  • Storm-water runoff / drainage control: With real-estate values skyrocketing, the costs of storm-water damage to your investments can decrease their value tremendously and increase your liability. Rainwater harvesting is a best-management practice for reducing storm-water runoff. Ideal for use in combined sewer or high flood-risk communities, rainwater cisterns capture storm-water during heavy rains, mitigating flooding of sewers and flood-susceptible areas and protecting sensitive water quality in streams, lakes and rivers. Rainwater cisterns store rooftop runoff, thereby diverting rainwater away from structures. This practice helps avoid problems associated with water seeping into basements or crawl spaces and creating wet-mold problems.
  • Fire protection: Today, it is more common for neighborhoods and commercial facilities to integrate cisterns with fire-protection systems. Due to the remote location of some homes and commercial buildings in mountain regions, available water supplies for fire protection are severely limited or not present. To address this problem, rainwater cisterns are being installed for individual homes, and communities are integrating single large cisterns to protect multiple homes in case of fire. As an added benefit, some insurance providers recognize this practice and provide reduced premiums for participating projects.

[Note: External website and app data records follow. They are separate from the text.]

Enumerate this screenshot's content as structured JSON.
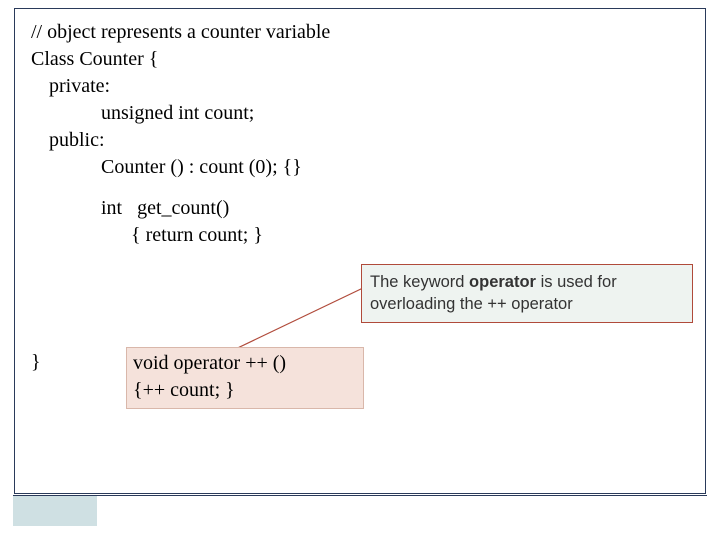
{
  "code": {
    "l1": "// object represents a counter variable",
    "l2": "Class Counter {",
    "l3": "private:",
    "l4": "unsigned int count;",
    "l5": "public:",
    "l6": "Counter () : count (0); {}",
    "l7": "int   get_count()",
    "l8": "{ return count; }",
    "hl1": "void operator ++ ()",
    "hl2": "{++ count; }",
    "l9": "}"
  },
  "callout": {
    "pre": "The keyword ",
    "kw": "operator",
    "post": "  is used for overloading the ++ operator"
  }
}
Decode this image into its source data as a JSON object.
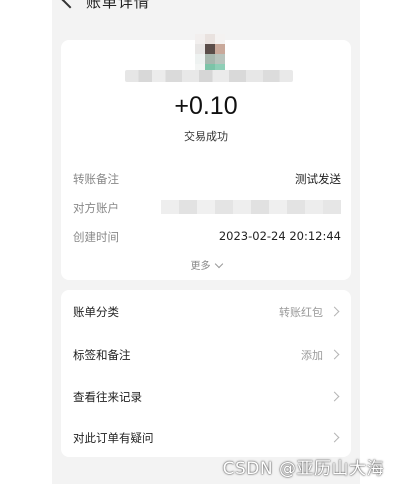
{
  "header": {
    "title": "账单详情"
  },
  "transaction": {
    "amount": "+0.10",
    "status": "交易成功"
  },
  "details": {
    "rows": [
      {
        "label": "转账备注",
        "value": "测试发送"
      },
      {
        "label": "对方账户",
        "value": ""
      },
      {
        "label": "创建时间",
        "value": "2023-02-24 20:12:44"
      }
    ],
    "more_label": "更多"
  },
  "menu": [
    {
      "label": "账单分类",
      "value": "转账红包"
    },
    {
      "label": "标签和备注",
      "value": "添加"
    },
    {
      "label": "查看往来记录",
      "value": ""
    },
    {
      "label": "对此订单有疑问",
      "value": ""
    }
  ],
  "watermark": {
    "text": "CSDN @亚历山大海"
  },
  "colors": {
    "background": "#f3f3f3",
    "card": "#ffffff",
    "label_gray": "#888888",
    "value_dark": "#222222"
  }
}
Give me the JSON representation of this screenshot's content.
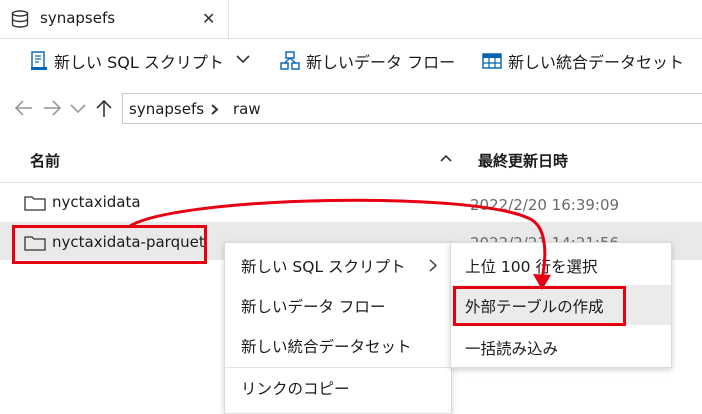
{
  "tab": {
    "title": "synapsefs",
    "close_glyph": "✕"
  },
  "toolbar": {
    "new_sql_script": "新しい SQL スクリプト",
    "new_data_flow": "新しいデータ フロー",
    "new_integration_dataset": "新しい統合データセット"
  },
  "breadcrumb": {
    "root": "synapsefs",
    "folder": "raw"
  },
  "table": {
    "col_name": "名前",
    "col_modified": "最終更新日時",
    "rows": [
      {
        "name": "nyctaxidata",
        "modified": "2022/2/20 16:39:09"
      },
      {
        "name": "nyctaxidata-parquet",
        "modified": "2022/2/21 14:21:56"
      }
    ]
  },
  "context_menu": {
    "items": [
      "新しい SQL スクリプト",
      "新しいデータ フロー",
      "新しい統合データセット",
      "リンクのコピー"
    ]
  },
  "submenu": {
    "items": [
      "上位 100 行を選択",
      "外部テーブルの作成",
      "一括読み込み"
    ]
  },
  "colors": {
    "highlight": "#e60012",
    "accent": "#0078d4"
  }
}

With the South experiencing unprecedented drought, our communities will continue searching for ways to supplement and extend available water resources. Rainwater harvesting is one practice out of many that will help meet water-supply challenges throughout the Southeast. Easily taught and simple to implement, challenge yourself to add a rainwater-harvesting system to your home, business or school. You may be surprised how much water it will collect!